ODI is initiating this project to contribute to an understanding of the role of international fora and bodies in the provision of global public goods.
Failure to progress at the multilateral level has led to a major concern that the international community underprovides much needed global public goods crucial for development. Recognising this stalemate, it is necessary to revisit what can be done to progress towards more effective and adequate provision of global public goods.
In particular, whilst there is a current tendency not to conclude formal global rules (e.g. restrictions on carbon emissions or global trade rules) due especially to rapid and large shifts in global economic power, how can progress be made in different ways? And what bodies and institutions can be of help, with special reference to the EU, G8, BRICS and G20?
The research will address three areas:
- in terms of progress at the formal rule-making level, how far have we advanced, and are we stalling? If so, why?
- what are the different interests in global negotiations, and how have these differed, diverged or converged amongst groups and actors over time?
- what are the various alternatives for providing GPGs? This is related mainly to different forms of co-operation at international and regional levels.
We will examine in particular whether and how bodies such as the EU, G8, BRICs and the G20 can advance key discussions on multilateral economic and environmental governance. This will take into account how these bodies engage with various actors including the private sector and civil society.
The International Economic Development Group (IEDG) at the Overseas Development Institute host the UK book launch of the book Catch Up: Developing Countries in the World...
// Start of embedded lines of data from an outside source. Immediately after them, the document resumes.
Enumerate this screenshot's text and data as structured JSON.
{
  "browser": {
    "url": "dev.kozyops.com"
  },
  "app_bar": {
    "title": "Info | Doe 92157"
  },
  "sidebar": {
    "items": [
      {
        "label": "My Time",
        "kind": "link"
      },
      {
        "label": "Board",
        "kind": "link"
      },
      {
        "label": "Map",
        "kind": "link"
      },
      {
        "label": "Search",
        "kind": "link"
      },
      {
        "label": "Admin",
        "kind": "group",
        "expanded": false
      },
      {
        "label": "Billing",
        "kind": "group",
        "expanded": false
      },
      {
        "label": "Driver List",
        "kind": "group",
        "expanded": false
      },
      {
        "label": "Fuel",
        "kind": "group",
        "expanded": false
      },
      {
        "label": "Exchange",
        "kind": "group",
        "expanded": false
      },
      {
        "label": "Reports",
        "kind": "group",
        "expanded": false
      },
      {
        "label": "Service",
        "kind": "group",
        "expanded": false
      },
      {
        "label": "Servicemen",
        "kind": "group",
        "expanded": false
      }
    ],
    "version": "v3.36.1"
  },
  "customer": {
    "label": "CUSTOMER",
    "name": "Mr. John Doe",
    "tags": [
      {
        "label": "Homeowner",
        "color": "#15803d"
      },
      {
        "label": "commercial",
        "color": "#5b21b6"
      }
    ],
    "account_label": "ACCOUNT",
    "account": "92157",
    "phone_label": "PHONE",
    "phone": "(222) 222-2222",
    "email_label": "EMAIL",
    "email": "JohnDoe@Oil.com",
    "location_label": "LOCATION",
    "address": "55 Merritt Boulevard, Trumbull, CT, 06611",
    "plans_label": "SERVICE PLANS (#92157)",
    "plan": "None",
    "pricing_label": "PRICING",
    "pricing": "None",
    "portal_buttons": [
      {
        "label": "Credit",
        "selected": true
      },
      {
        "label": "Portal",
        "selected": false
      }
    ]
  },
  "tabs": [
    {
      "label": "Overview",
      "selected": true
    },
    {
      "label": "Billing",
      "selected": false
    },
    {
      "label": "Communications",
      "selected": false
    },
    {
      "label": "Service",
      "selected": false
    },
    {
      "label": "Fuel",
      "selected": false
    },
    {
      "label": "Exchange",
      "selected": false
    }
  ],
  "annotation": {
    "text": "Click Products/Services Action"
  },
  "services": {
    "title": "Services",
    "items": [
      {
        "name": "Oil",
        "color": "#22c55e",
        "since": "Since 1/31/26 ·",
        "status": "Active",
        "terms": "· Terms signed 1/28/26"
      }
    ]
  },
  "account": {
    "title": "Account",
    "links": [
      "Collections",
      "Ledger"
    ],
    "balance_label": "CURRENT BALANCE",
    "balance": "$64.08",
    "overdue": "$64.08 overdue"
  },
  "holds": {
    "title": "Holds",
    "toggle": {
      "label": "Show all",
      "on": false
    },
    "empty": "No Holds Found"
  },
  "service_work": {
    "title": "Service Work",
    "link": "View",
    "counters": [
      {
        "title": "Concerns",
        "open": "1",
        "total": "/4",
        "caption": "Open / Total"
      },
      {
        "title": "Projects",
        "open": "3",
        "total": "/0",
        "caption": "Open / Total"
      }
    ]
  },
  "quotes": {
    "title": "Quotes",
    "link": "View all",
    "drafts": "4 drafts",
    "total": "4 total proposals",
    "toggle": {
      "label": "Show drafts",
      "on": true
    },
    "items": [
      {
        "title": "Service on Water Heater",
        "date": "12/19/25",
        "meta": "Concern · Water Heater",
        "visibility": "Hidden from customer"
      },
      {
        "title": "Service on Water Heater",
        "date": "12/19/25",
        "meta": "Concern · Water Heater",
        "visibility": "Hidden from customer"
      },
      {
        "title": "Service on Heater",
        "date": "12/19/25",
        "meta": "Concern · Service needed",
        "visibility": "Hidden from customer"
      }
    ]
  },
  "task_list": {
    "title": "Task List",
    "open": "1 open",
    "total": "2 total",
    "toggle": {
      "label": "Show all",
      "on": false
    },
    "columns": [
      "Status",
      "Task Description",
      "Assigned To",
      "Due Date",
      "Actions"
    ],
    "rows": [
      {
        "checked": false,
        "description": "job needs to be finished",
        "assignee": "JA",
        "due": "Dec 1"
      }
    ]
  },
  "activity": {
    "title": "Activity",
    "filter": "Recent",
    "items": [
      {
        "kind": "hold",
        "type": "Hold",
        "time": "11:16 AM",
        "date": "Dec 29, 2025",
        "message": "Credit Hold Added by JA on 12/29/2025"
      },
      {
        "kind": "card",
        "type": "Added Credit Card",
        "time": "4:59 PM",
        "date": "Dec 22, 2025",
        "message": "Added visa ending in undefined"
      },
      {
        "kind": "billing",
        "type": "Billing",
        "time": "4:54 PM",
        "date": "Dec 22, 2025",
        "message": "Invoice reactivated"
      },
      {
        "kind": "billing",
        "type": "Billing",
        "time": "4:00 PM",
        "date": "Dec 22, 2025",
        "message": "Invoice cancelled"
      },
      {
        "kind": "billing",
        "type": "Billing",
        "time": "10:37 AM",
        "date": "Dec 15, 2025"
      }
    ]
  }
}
Roundtable with Chief Alan Kyerematen, former Minister of Trade and Industry, Ghana exploring how developing countries can best trade themselves out of poverty.